The term “payment reversal” refers to the process of returning payment funds to a cardholder’s bank, and it can be triggered by various parties, including the cardholder, merchant, issuing bank, acquiring bank, or card network.

There are multiple reasons why a payment reversal may occur. These reasons include situations where the item is out of stock, the purchased product does not meet customer expectations, the customer changes their mind for personal reasons, an incorrect amount of money was charged, or when the purchase was made fraudulently.

Payment reversals raise concerns for merchants, as they can indicate operational deficiencies, subpar products, or inadequate fraud prevention measures. The implications of a high payment reversal rate extend beyond the financial aspect. Depending on the cause, payment reversals can negatively impact a merchant’s brand loyalty and may lead to stricter anti-fraud measures implemented by banks and card issuers. Therefore, gaining a deeper understanding of payment reversals is crucial for building a more profitable business.

A payment reversal involves reversing a prior payment, often pertaining to a credit card transaction. Different methods exist for initiating a credit card payment reversal, with some initiated by the cardholder and others by the merchant or bank.
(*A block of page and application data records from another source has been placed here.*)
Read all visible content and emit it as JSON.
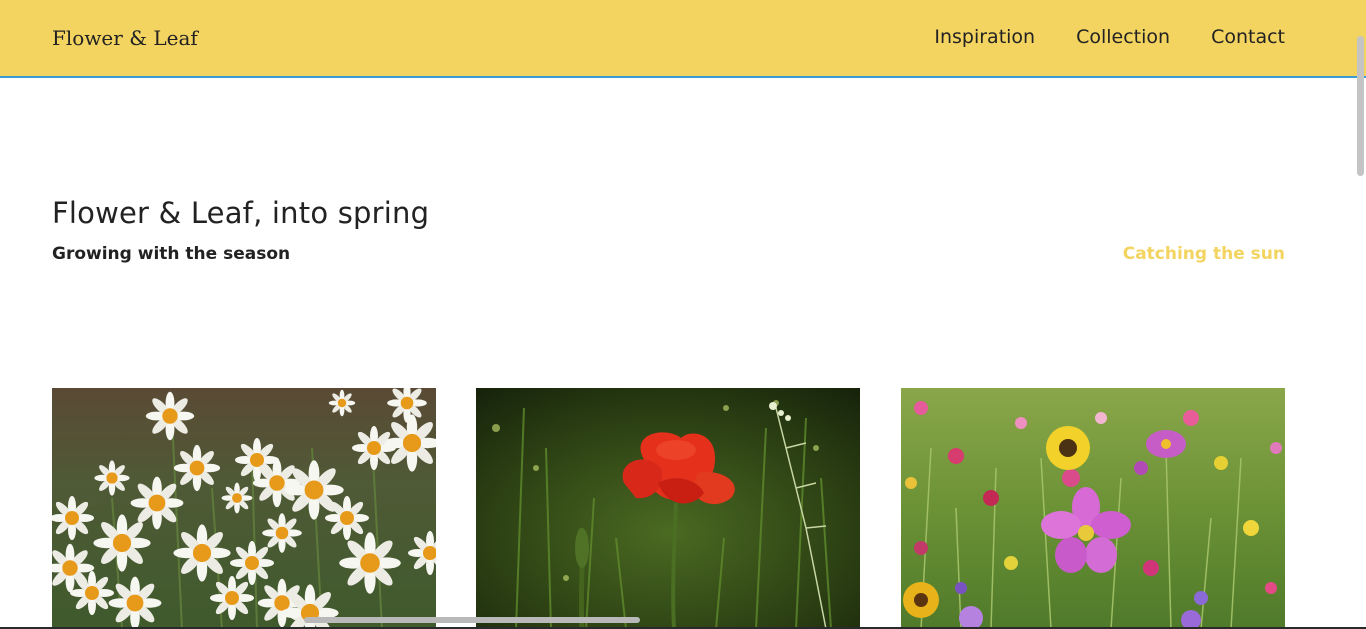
{
  "header": {
    "brand": "Flower & Leaf",
    "nav": [
      "Inspiration",
      "Collection",
      "Contact"
    ],
    "background_color": "#f3d461",
    "border_color": "#3d9bd4"
  },
  "hero": {
    "title": "Flower & Leaf, into spring",
    "subtitle": "Growing with the season",
    "link": "Catching the sun",
    "link_color": "#f3d461"
  },
  "gallery": {
    "photos": [
      {
        "subject": "white-daisies"
      },
      {
        "subject": "red-poppy"
      },
      {
        "subject": "wildflower-meadow"
      }
    ]
  }
}
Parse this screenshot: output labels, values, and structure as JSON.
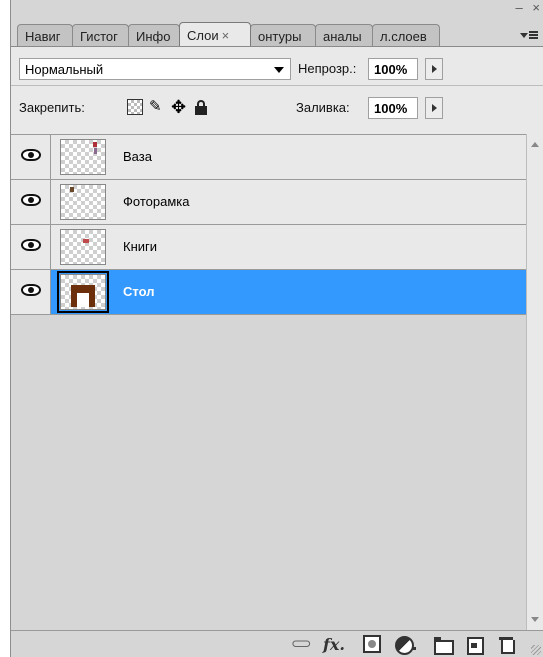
{
  "window": {
    "minimize_glyph": "–",
    "close_glyph": "×"
  },
  "tabs": [
    {
      "label": "Навиг"
    },
    {
      "label": "Гистог"
    },
    {
      "label": "Инфо"
    },
    {
      "label": "Слои",
      "active": true,
      "close": "×"
    },
    {
      "label": "онтуры"
    },
    {
      "label": "аналы"
    },
    {
      "label": "л.слоев"
    }
  ],
  "blend": {
    "mode": "Нормальный",
    "opacity_label": "Непрозр.:",
    "opacity_value": "100%"
  },
  "lock": {
    "label": "Закрепить:",
    "fill_label": "Заливка:",
    "fill_value": "100%"
  },
  "layers": [
    {
      "name": "Ваза",
      "visible": true,
      "selected": false
    },
    {
      "name": "Фоторамка",
      "visible": true,
      "selected": false
    },
    {
      "name": "Книги",
      "visible": true,
      "selected": false
    },
    {
      "name": "Стол",
      "visible": true,
      "selected": true
    }
  ],
  "toolbar": {
    "icons": [
      "link-icon",
      "fx-icon",
      "mask-icon",
      "adjustment-icon",
      "folder-icon",
      "new-layer-icon",
      "trash-icon"
    ],
    "fx_label": "fx"
  },
  "colors": {
    "selection": "#3399ff",
    "panel": "#d6d6d6",
    "table_thumb": "#6b2f0c"
  }
}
While transaction reversals can be frustrating, they are not always detrimental. When handled properly, they can contribute to enhanced customer satisfaction and retention. However, certain scenarios can be more damaging, such as credit card reversals enforced through chargebacks, which typically favor other stakeholders at the merchant’s expense.